◆ **Aim of the exercise**: Search the listing for the string "Systems". Copy every line that has it.

◆ **Records supplied**:

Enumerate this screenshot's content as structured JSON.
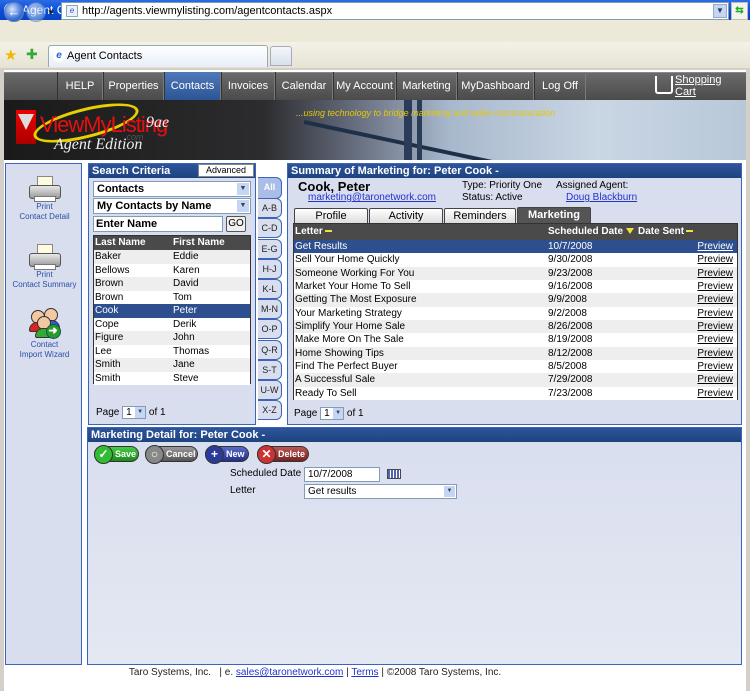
{
  "browser": {
    "title": "Agent Contacts - Windows Internet Explorer",
    "url": "http://agents.viewmylisting.com/agentcontacts.aspx",
    "tab_label": "Agent Contacts"
  },
  "menu": {
    "items": [
      "HELP",
      "Properties",
      "Contacts",
      "Invoices",
      "Calendar",
      "My Account",
      "Marketing",
      "MyDashboard",
      "Log Off"
    ],
    "active": "Contacts",
    "cart_label": "Shopping Cart"
  },
  "banner": {
    "logo": "ViewMyListing",
    "logo_domain": ".com",
    "version": "9ae",
    "edition": "Agent Edition",
    "tagline": "...using technology to bridge marketing and seller communication"
  },
  "tools": [
    {
      "label1": "Print",
      "label2": "Contact Detail",
      "icon": "printer-icon"
    },
    {
      "label1": "Print",
      "label2": "Contact Summary",
      "icon": "printer-icon"
    },
    {
      "label1": "Contact",
      "label2": "Import Wizard",
      "icon": "contacts-import-icon"
    }
  ],
  "search": {
    "title": "Search Criteria",
    "advanced_label": "Advanced",
    "type_select": "Contacts",
    "view_select": "My Contacts by Name",
    "name_placeholder": "Enter Name",
    "go_label": "GO",
    "columns": [
      "Last Name",
      "First Name"
    ],
    "rows": [
      [
        "Baker",
        "Eddie"
      ],
      [
        "Bellows",
        "Karen"
      ],
      [
        "Brown",
        "David"
      ],
      [
        "Brown",
        "Tom"
      ],
      [
        "Cook",
        "Peter"
      ],
      [
        "Cope",
        "Derik"
      ],
      [
        "Figure",
        "John"
      ],
      [
        "Lee",
        "Thomas"
      ],
      [
        "Smith",
        "Jane"
      ],
      [
        "Smith",
        "Steve"
      ]
    ],
    "selected_index": 4,
    "page_label": "Page",
    "page": "1",
    "of_label": "of 1"
  },
  "alpha_tabs": [
    "All",
    "A-B",
    "C-D",
    "E-G",
    "H-J",
    "K-L",
    "M-N",
    "O-P",
    "Q-R",
    "S-T",
    "U-W",
    "X-Z"
  ],
  "summary": {
    "title": "Summary of Marketing for: Peter Cook -",
    "name": "Cook, Peter",
    "email": "marketing@taronetwork.com",
    "type": "Type: Priority One",
    "status": "Status: Active",
    "agent_label": "Assigned Agent:",
    "agent": "Doug Blackburn",
    "tabs": [
      "Profile",
      "Activity",
      "Reminders",
      "Marketing"
    ],
    "active_tab": "Marketing",
    "columns": [
      "Letter",
      "Scheduled Date",
      "Date Sent"
    ],
    "rows": [
      {
        "letter": "Get Results",
        "date": "10/7/2008",
        "action": "Preview"
      },
      {
        "letter": "Sell Your Home Quickly",
        "date": "9/30/2008",
        "action": "Preview"
      },
      {
        "letter": "Someone Working For You",
        "date": "9/23/2008",
        "action": "Preview"
      },
      {
        "letter": "Market Your Home To Sell",
        "date": "9/16/2008",
        "action": "Preview"
      },
      {
        "letter": "Getting The Most Exposure",
        "date": "9/9/2008",
        "action": "Preview"
      },
      {
        "letter": "Your Marketing Strategy",
        "date": "9/2/2008",
        "action": "Preview"
      },
      {
        "letter": "Simplify Your Home Sale",
        "date": "8/26/2008",
        "action": "Preview"
      },
      {
        "letter": "Make More On The Sale",
        "date": "8/19/2008",
        "action": "Preview"
      },
      {
        "letter": "Home Showing Tips",
        "date": "8/12/2008",
        "action": "Preview"
      },
      {
        "letter": "Find The Perfect Buyer",
        "date": "8/5/2008",
        "action": "Preview"
      },
      {
        "letter": "A Successful Sale",
        "date": "7/29/2008",
        "action": "Preview"
      },
      {
        "letter": "Ready To Sell",
        "date": "7/23/2008",
        "action": "Preview"
      }
    ],
    "selected_index": 0,
    "page_label": "Page",
    "page": "1",
    "of_label": "of 1"
  },
  "detail": {
    "title": "Marketing Detail for: Peter Cook -",
    "buttons": {
      "save": "Save",
      "cancel": "Cancel",
      "new": "New",
      "delete": "Delete"
    },
    "scheduled_label": "Scheduled Date",
    "scheduled_value": "10/7/2008",
    "letter_label": "Letter",
    "letter_value": "Get results"
  },
  "footer": {
    "company": "Taro Systems, Inc.",
    "email_prefix": "| e.",
    "email": "sales@taronetwork.com",
    "sep": "|",
    "terms": "Terms",
    "copyright": "| ©2008  Taro Systems, Inc."
  },
  "colors": {
    "header_blue": "#2e559c",
    "panel_bg": "#d9deef",
    "selected_row": "#2e4f8e",
    "menu_active": "#3a66a8",
    "link": "#2233cc"
  }
}
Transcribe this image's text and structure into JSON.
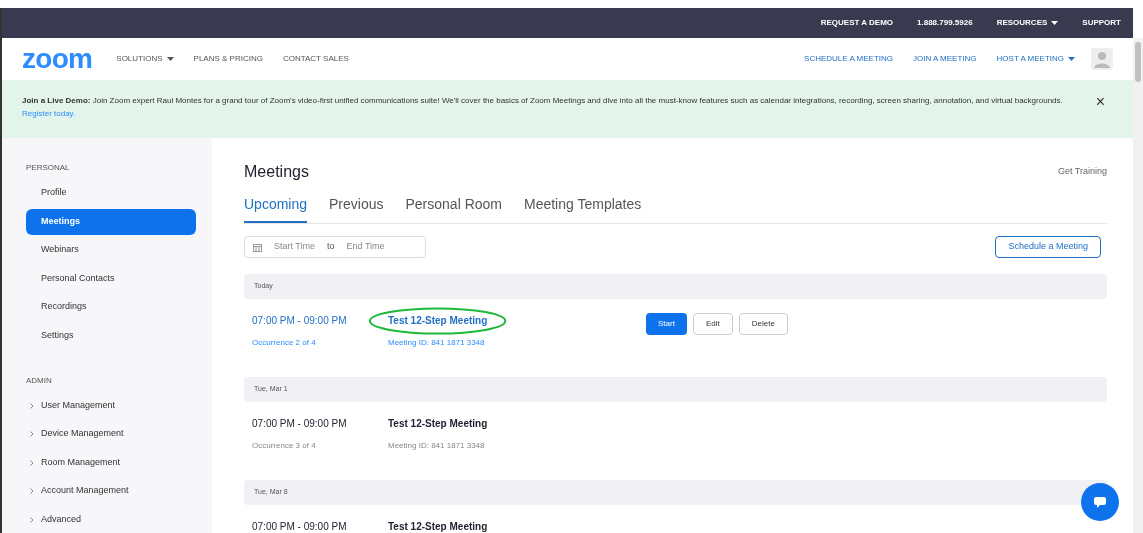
{
  "top_bar": {
    "links": [
      {
        "label": "REQUEST A DEMO",
        "dropdown": false
      },
      {
        "label": "1.888.799.5926",
        "dropdown": false
      },
      {
        "label": "RESOURCES",
        "dropdown": true
      },
      {
        "label": "SUPPORT",
        "dropdown": false
      }
    ]
  },
  "nav": {
    "logo": "zoom",
    "links": [
      {
        "label": "SOLUTIONS",
        "dropdown": true
      },
      {
        "label": "PLANS & PRICING",
        "dropdown": false
      },
      {
        "label": "CONTACT SALES",
        "dropdown": false
      }
    ],
    "actions": [
      {
        "label": "SCHEDULE A MEETING",
        "dropdown": false
      },
      {
        "label": "JOIN A MEETING",
        "dropdown": false
      },
      {
        "label": "HOST A MEETING",
        "dropdown": true
      }
    ]
  },
  "banner": {
    "text": "**Join a Live Demo:** Join Zoom expert Raul Montes for a grand tour of Zoom's video-first unified communications suite! We'll cover the basics of Zoom Meetings and dive into all the must-know features such as calendar integrations, recording, screen sharing, annotation, and virtual backgrounds.",
    "link": "Register today.",
    "close": "×"
  },
  "sidebar": {
    "sections": [
      {
        "title": "PERSONAL",
        "items": [
          {
            "label": "Profile",
            "selected": false,
            "expandable": false
          },
          {
            "label": "Meetings",
            "selected": true,
            "expandable": false
          },
          {
            "label": "Webinars",
            "selected": false,
            "expandable": false
          },
          {
            "label": "Personal Contacts",
            "selected": false,
            "expandable": false
          },
          {
            "label": "Recordings",
            "selected": false,
            "expandable": false
          },
          {
            "label": "Settings",
            "selected": false,
            "expandable": false
          }
        ]
      },
      {
        "title": "ADMIN",
        "items": [
          {
            "label": "User Management",
            "selected": false,
            "expandable": true
          },
          {
            "label": "Device Management",
            "selected": false,
            "expandable": true
          },
          {
            "label": "Room Management",
            "selected": false,
            "expandable": true
          },
          {
            "label": "Account Management",
            "selected": false,
            "expandable": true
          },
          {
            "label": "Advanced",
            "selected": false,
            "expandable": true
          }
        ]
      }
    ]
  },
  "main": {
    "title": "Meetings",
    "training_link": "Get Training",
    "tabs": [
      {
        "label": "Upcoming",
        "selected": true
      },
      {
        "label": "Previous",
        "selected": false
      },
      {
        "label": "Personal Room",
        "selected": false
      },
      {
        "label": "Meeting Templates",
        "selected": false
      }
    ],
    "date_range": {
      "start_placeholder": "Start Time",
      "separator": "to",
      "end_placeholder": "End Time"
    },
    "schedule_button": "Schedule a Meeting",
    "groups": [
      {
        "date": "Today",
        "meetings": [
          {
            "time": "07:00 PM - 09:00 PM",
            "occurrence": "Occurrence 2 of 4",
            "topic": "Test 12-Step Meeting",
            "meeting_id": "Meeting ID: 841 1871 3348",
            "highlighted": true,
            "circled": true,
            "buttons": [
              {
                "label": "Start",
                "kind": "primary"
              },
              {
                "label": "Edit",
                "kind": "outline"
              },
              {
                "label": "Delete",
                "kind": "outline"
              }
            ]
          }
        ]
      },
      {
        "date": "Tue, Mar 1",
        "meetings": [
          {
            "time": "07:00 PM - 09:00 PM",
            "occurrence": "Occurrence 3 of 4",
            "topic": "Test 12-Step Meeting",
            "meeting_id": "Meeting ID: 841 1871 3348",
            "highlighted": false,
            "circled": false
          }
        ]
      },
      {
        "date": "Tue, Mar 8",
        "meetings": [
          {
            "time": "07:00 PM - 09:00 PM",
            "topic": "Test 12-Step Meeting",
            "highlighted": false,
            "circled": false
          }
        ]
      }
    ]
  }
}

◆ **Output of the exercise**:
    "company": "Taro Systems, Inc.",
    "copyright": "| ©2008  Taro Systems, Inc."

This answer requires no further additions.